Element data from apps and pages
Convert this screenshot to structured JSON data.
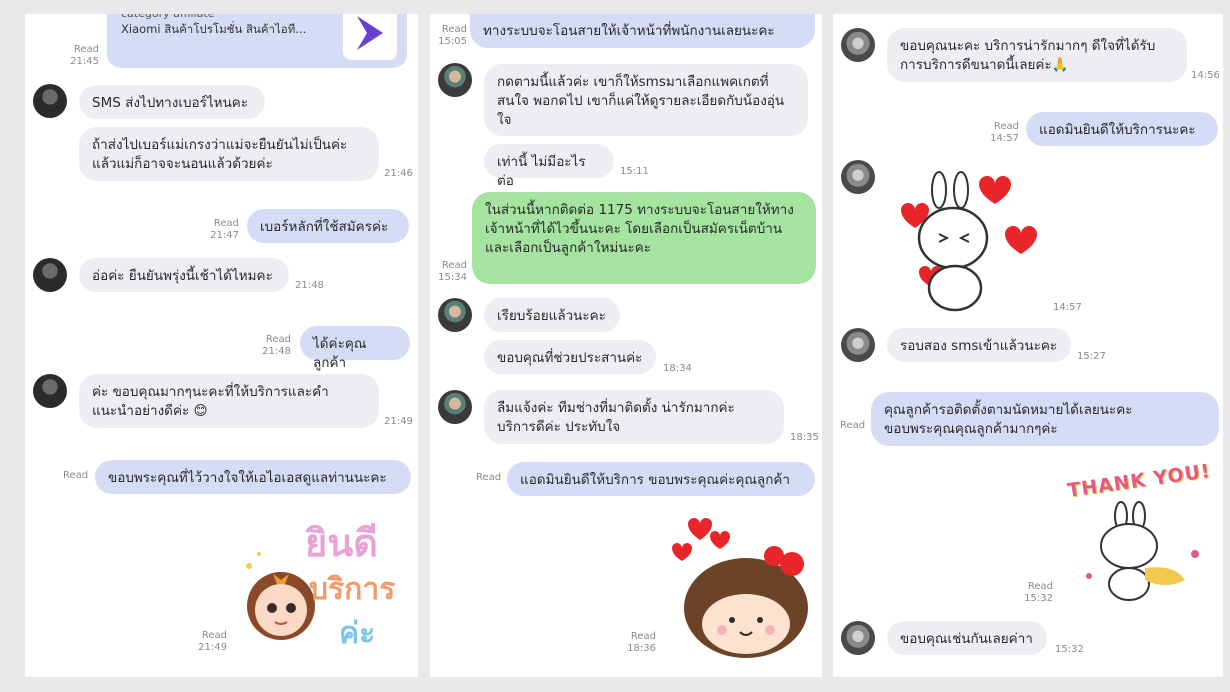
{
  "panel1": {
    "top_card": {
      "line1": "category affiliate",
      "line2": "Xiaomi สินค้าโปรโมชั่น สินค้าไอที...",
      "read": "Read",
      "time": "21:45"
    },
    "m1": {
      "text": "SMS ส่งไปทางเบอร์ไหนคะ"
    },
    "m2": {
      "text": "ถ้าส่งไปเบอร์แม่เกรงว่าแม่จะยืนยันไม่เป็นค่ะ แล้วแม่ก็อาจจะนอนแล้วด้วยค่ะ",
      "time": "21:46"
    },
    "m3": {
      "text": "เบอร์หลักที่ใช้สมัครค่ะ",
      "read": "Read",
      "time": "21:47"
    },
    "m4": {
      "text": "อ่อค่ะ ยืนยันพรุ่งนี้เช้าได้ไหมคะ",
      "time": "21:48"
    },
    "m5": {
      "text": "ได้ค่ะคุณลูกค้า",
      "read": "Read",
      "time": "21:48"
    },
    "m6": {
      "text": "ค่ะ ขอบคุณมากๆนะคะที่ให้บริการและคำแนะนำอย่างดีค่ะ 😊",
      "time": "21:49"
    },
    "m7": {
      "text": "ขอบพระคุณที่ไว้วางใจให้เอไอเอสดูแลท่านนะคะ",
      "read": "Read"
    },
    "sticker": {
      "text1": "ยินดี",
      "text2": "บริการ",
      "text3": "ค่ะ",
      "read": "Read",
      "time": "21:49"
    }
  },
  "panel2": {
    "m0": {
      "text": "ทางระบบจะโอนสายให้เจ้าหน้าที่พนักงานเลยนะคะ",
      "read": "Read",
      "time": "15:05"
    },
    "m1": {
      "text": "กดตามนี้แล้วค่ะ เขาก็ให้smsมาเลือกแพคเกตที่สนใจ พอกดไป เขาก็แค่ให้ดูรายละเอียดกับน้องอุ่นใจ"
    },
    "m2": {
      "text": "เท่านี้ ไม่มีอะไรต่อ",
      "time": "15:11"
    },
    "m3": {
      "text": "ในส่วนนี้หากติดต่อ 1175 ทางระบบจะโอนสายให้ทางเจ้าหน้าที่ได้ไวขึ้นนะคะ โดยเลือกเป็นสมัครเน็ตบ้าน และเลือกเป็นลูกค้าใหม่นะคะ",
      "read": "Read",
      "time": "15:34"
    },
    "m4": {
      "text": "เรียบร้อยแล้วนะคะ"
    },
    "m5": {
      "text": "ขอบคุณที่ช่วยประสานค่ะ",
      "time": "18:34"
    },
    "m6": {
      "text": "ลืมแจ้งค่ะ ทีมช่างที่มาติดตั้ง น่ารักมากค่ะ บริการดีค่ะ ประทับใจ",
      "time": "18:35"
    },
    "m7": {
      "text": "แอดมินยินดีให้บริการ ขอบพระคุณค่ะคุณลูกค้า",
      "read": "Read"
    },
    "sticker": {
      "read": "Read",
      "time": "18:36"
    }
  },
  "panel3": {
    "m1": {
      "text": "ขอบคุณนะคะ บริการน่ารักมากๆ ดีใจที่ได้รับการบริการดีขนาดนี้เลยค่ะ🙏",
      "time": "14:56"
    },
    "m2": {
      "text": "แอดมินยินดีให้บริการนะคะ",
      "read": "Read",
      "time": "14:57"
    },
    "sticker1": {
      "time": "14:57"
    },
    "m3": {
      "text": "รอบสอง smsเข้าแล้วนะคะ",
      "time": "15:27"
    },
    "m4": {
      "text": "คุณลูกค้ารอติดตั้งตามนัดหมายได้เลยนะคะ ขอบพระคุณคุณลูกค้ามากๆค่ะ",
      "read": "Read"
    },
    "sticker2": {
      "text": "THANK YOU!",
      "read": "Read",
      "time": "15:32"
    },
    "m5": {
      "text": "ขอบคุณเช่นกันเลยค่าา",
      "time": "15:32"
    }
  },
  "colors": {
    "incoming": "#eceef2",
    "outgoing": "#d6dcf6",
    "green": "#a5e3a0",
    "background": "#e9e9ec"
  }
}
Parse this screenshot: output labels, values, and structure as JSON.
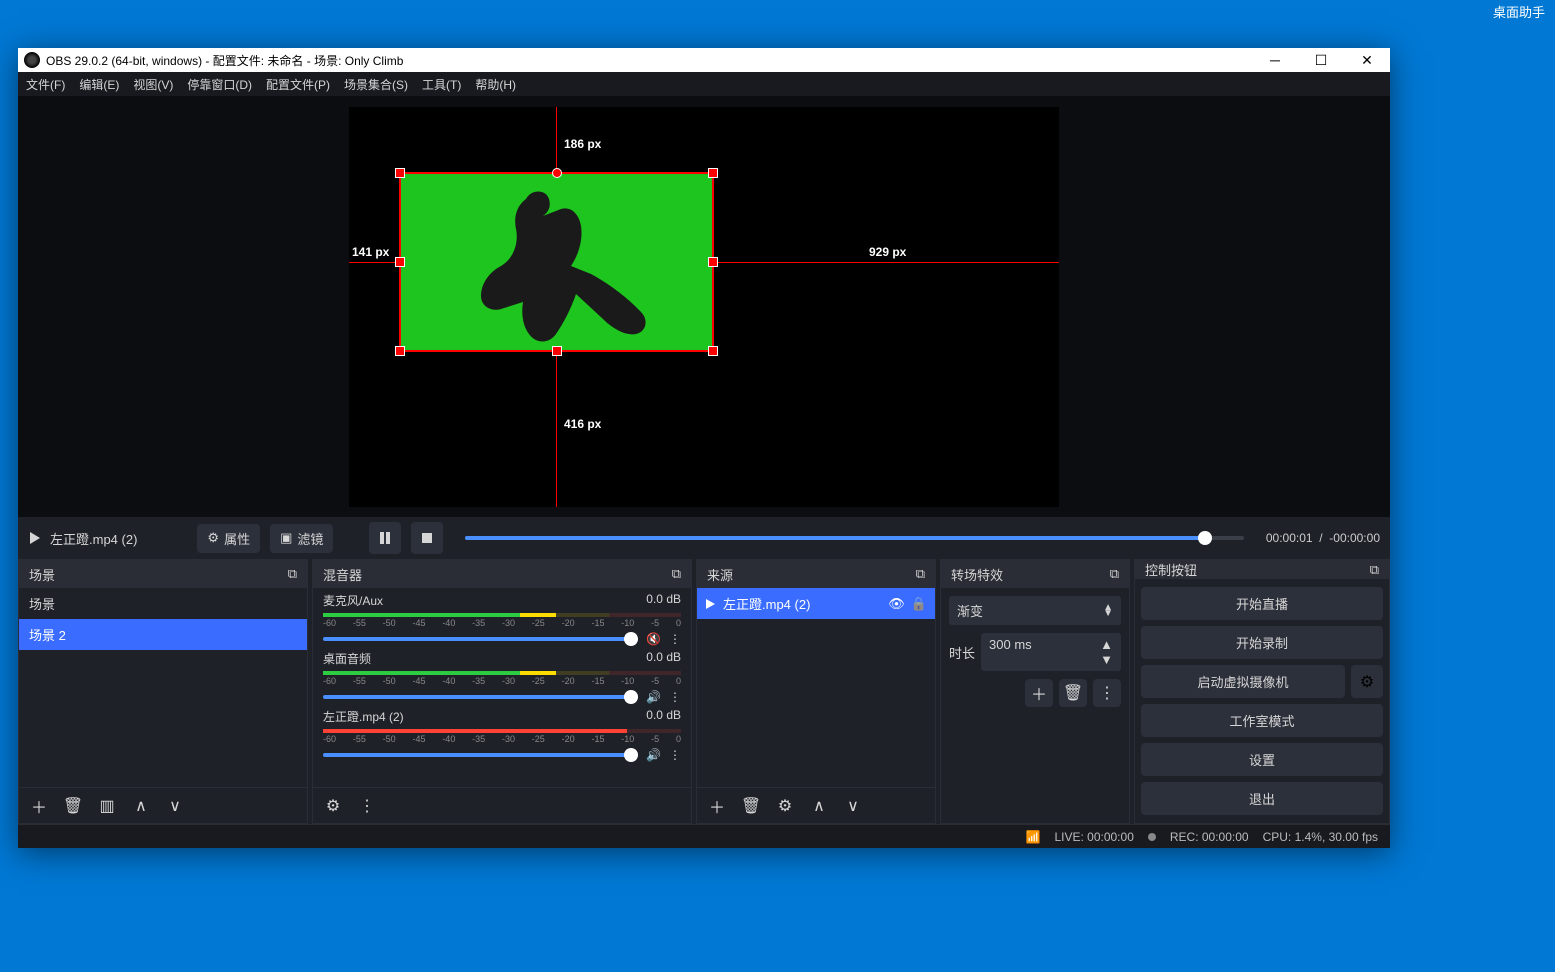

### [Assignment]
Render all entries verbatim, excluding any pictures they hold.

### [Your response]
Convert this screenshot to structured JSON data.
{
  "panel1": {
    "top_card": {
      "line1": "category affiliate",
      "line2": "Xiaomi สินค้าโปรโมชั่น สินค้าไอที...",
      "read": "Read",
      "time": "21:45"
    },
    "m1": {
      "text": "SMS ส่งไปทางเบอร์ไหนคะ"
    },
    "m2": {
      "text": "ถ้าส่งไปเบอร์แม่เกรงว่าแม่จะยืนยันไม่เป็นค่ะ แล้วแม่ก็อาจจะนอนแล้วด้วยค่ะ",
      "time": "21:46"
    },
    "m3": {
      "text": "เบอร์หลักที่ใช้สมัครค่ะ",
      "read": "Read",
      "time": "21:47"
    },
    "m4": {
      "text": "อ่อค่ะ ยืนยันพรุ่งนี้เช้าได้ไหมคะ",
      "time": "21:48"
    },
    "m5": {
      "text": "ได้ค่ะคุณลูกค้า",
      "read": "Read",
      "time": "21:48"
    },
    "m6": {
      "text": "ค่ะ ขอบคุณมากๆนะคะที่ให้บริการและคำแนะนำอย่างดีค่ะ 😊",
      "time": "21:49"
    },
    "m7": {
      "text": "ขอบพระคุณที่ไว้วางใจให้เอไอเอสดูแลท่านนะคะ",
      "read": "Read"
    },
    "sticker": {
      "text1": "ยินดี",
      "text2": "บริการ",
      "text3": "ค่ะ",
      "read": "Read",
      "time": "21:49"
    }
  },
  "panel2": {
    "m0": {
      "text": "ทางระบบจะโอนสายให้เจ้าหน้าที่พนักงานเลยนะคะ",
      "read": "Read",
      "time": "15:05"
    },
    "m1": {
      "text": "กดตามนี้แล้วค่ะ เขาก็ให้smsมาเลือกแพคเกตที่สนใจ พอกดไป เขาก็แค่ให้ดูรายละเอียดกับน้องอุ่นใจ"
    },
    "m2": {
      "text": "เท่านี้ ไม่มีอะไรต่อ",
      "time": "15:11"
    },
    "m3": {
      "text": "ในส่วนนี้หากติดต่อ 1175 ทางระบบจะโอนสายให้ทางเจ้าหน้าที่ได้ไวขึ้นนะคะ โดยเลือกเป็นสมัครเน็ตบ้าน และเลือกเป็นลูกค้าใหม่นะคะ",
      "read": "Read",
      "time": "15:34"
    },
    "m4": {
      "text": "เรียบร้อยแล้วนะคะ"
    },
    "m5": {
      "text": "ขอบคุณที่ช่วยประสานค่ะ",
      "time": "18:34"
    },
    "m6": {
      "text": "ลืมแจ้งค่ะ ทีมช่างที่มาติดตั้ง น่ารักมากค่ะ บริการดีค่ะ ประทับใจ",
      "time": "18:35"
    },
    "m7": {
      "text": "แอดมินยินดีให้บริการ ขอบพระคุณค่ะคุณลูกค้า",
      "read": "Read"
    },
    "sticker": {
      "read": "Read",
      "time": "18:36"
    }
  },
  "panel3": {
    "m1": {
      "text": "ขอบคุณนะคะ บริการน่ารักมากๆ ดีใจที่ได้รับการบริการดีขนาดนี้เลยค่ะ🙏",
      "time": "14:56"
    },
    "m2": {
      "text": "แอดมินยินดีให้บริการนะคะ",
      "read": "Read",
      "time": "14:57"
    },
    "sticker1": {
      "time": "14:57"
    },
    "m3": {
      "text": "รอบสอง smsเข้าแล้วนะคะ",
      "time": "15:27"
    },
    "m4": {
      "text": "คุณลูกค้ารอติดตั้งตามนัดหมายได้เลยนะคะ ขอบพระคุณคุณลูกค้ามากๆค่ะ",
      "read": "Read"
    },
    "sticker2": {
      "text": "THANK YOU!",
      "read": "Read",
      "time": "15:32"
    },
    "m5": {
      "text": "ขอบคุณเช่นกันเลยค่าา",
      "time": "15:32"
    }
  },
  "colors": {
    "incoming": "#eceef2",
    "outgoing": "#d6dcf6",
    "green": "#a5e3a0",
    "background": "#e9e9ec"
  }
}
Parse this screenshot: output labels, values, and structure as JSON.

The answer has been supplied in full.